§ **Problem description**:
Among the entries, find the lines with the string "photo" and report them.
** Working data follows **
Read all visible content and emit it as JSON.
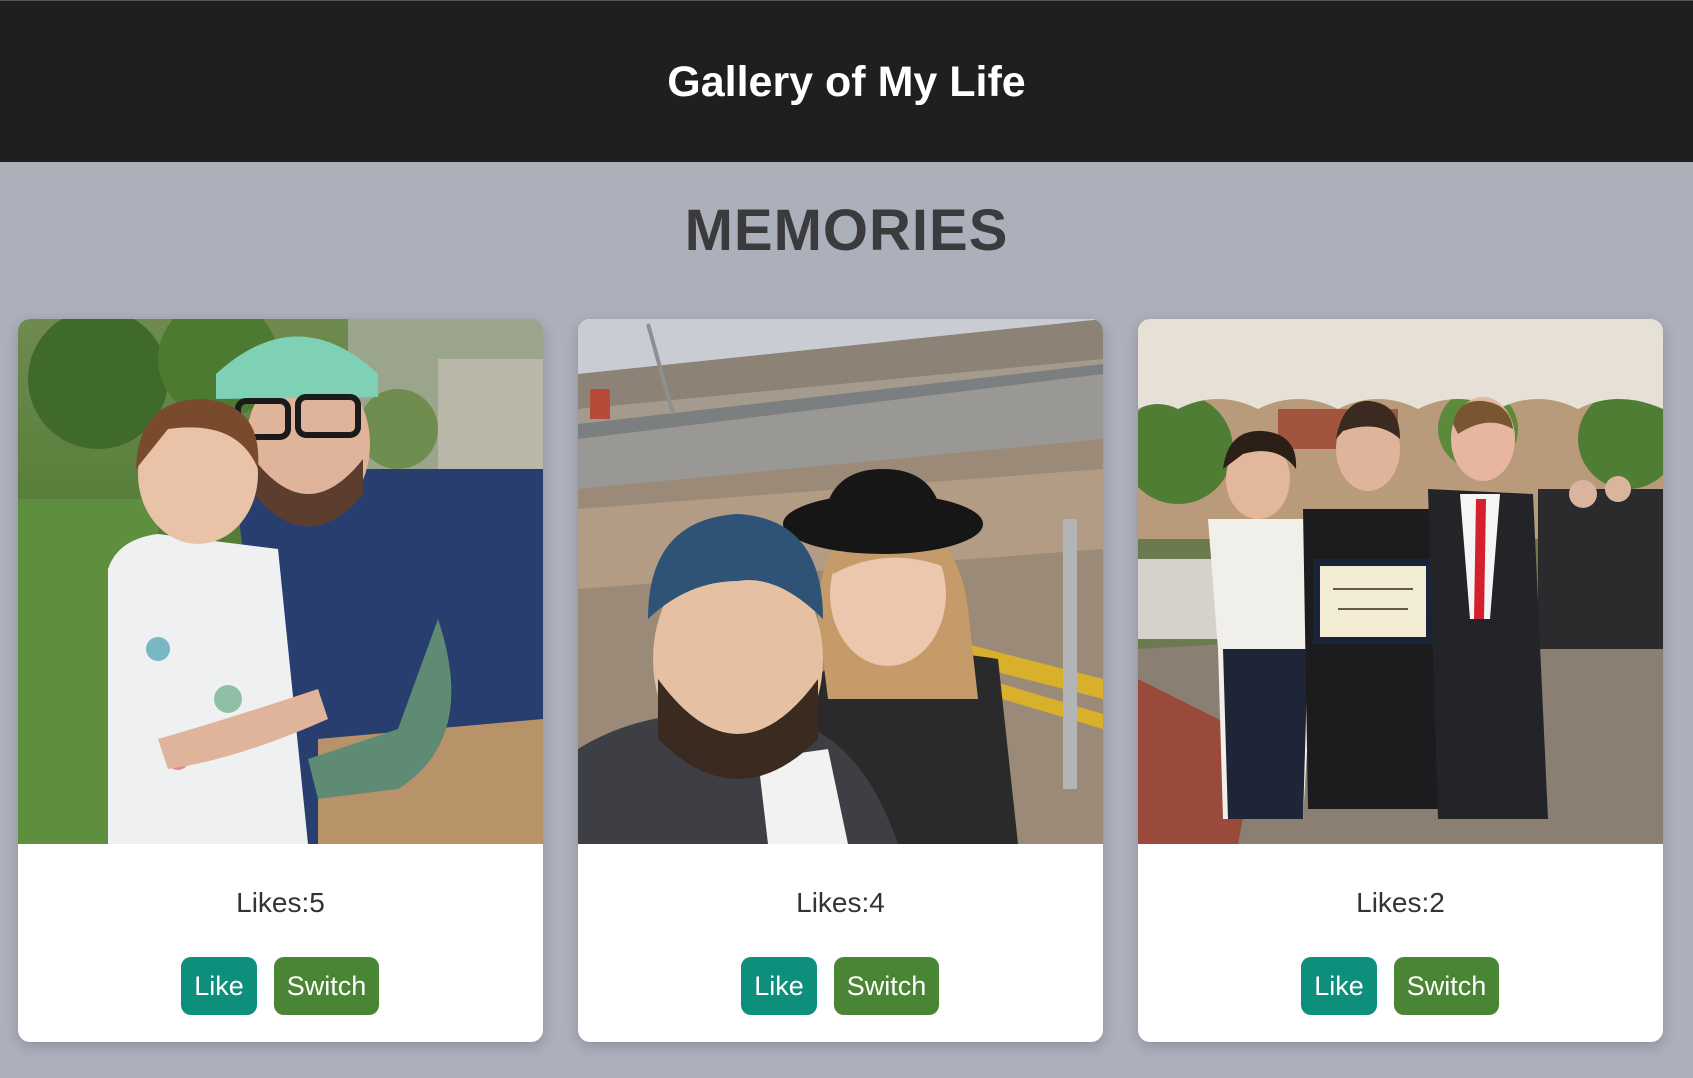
{
  "header": {
    "title": "Gallery of My Life"
  },
  "main": {
    "heading": "MEMORIES",
    "cards": [
      {
        "photo": "photo-father-daughter",
        "likes_text": "Likes:5",
        "like_label": "Like",
        "switch_label": "Switch"
      },
      {
        "photo": "photo-couple-selfie-waterfront",
        "likes_text": "Likes:4",
        "like_label": "Like",
        "switch_label": "Switch"
      },
      {
        "photo": "photo-graduation-family",
        "likes_text": "Likes:2",
        "like_label": "Like",
        "switch_label": "Switch"
      }
    ]
  },
  "colors": {
    "header_bg": "#1f1f1f",
    "page_bg": "#acb0bb",
    "like_button": "#0e8f7c",
    "switch_button": "#4a8535"
  }
}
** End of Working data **
§ **Response for this exercise**:
        "photo": "photo-father-daughter",
        "photo": "photo-couple-selfie-waterfront",
        "photo": "photo-graduation-family",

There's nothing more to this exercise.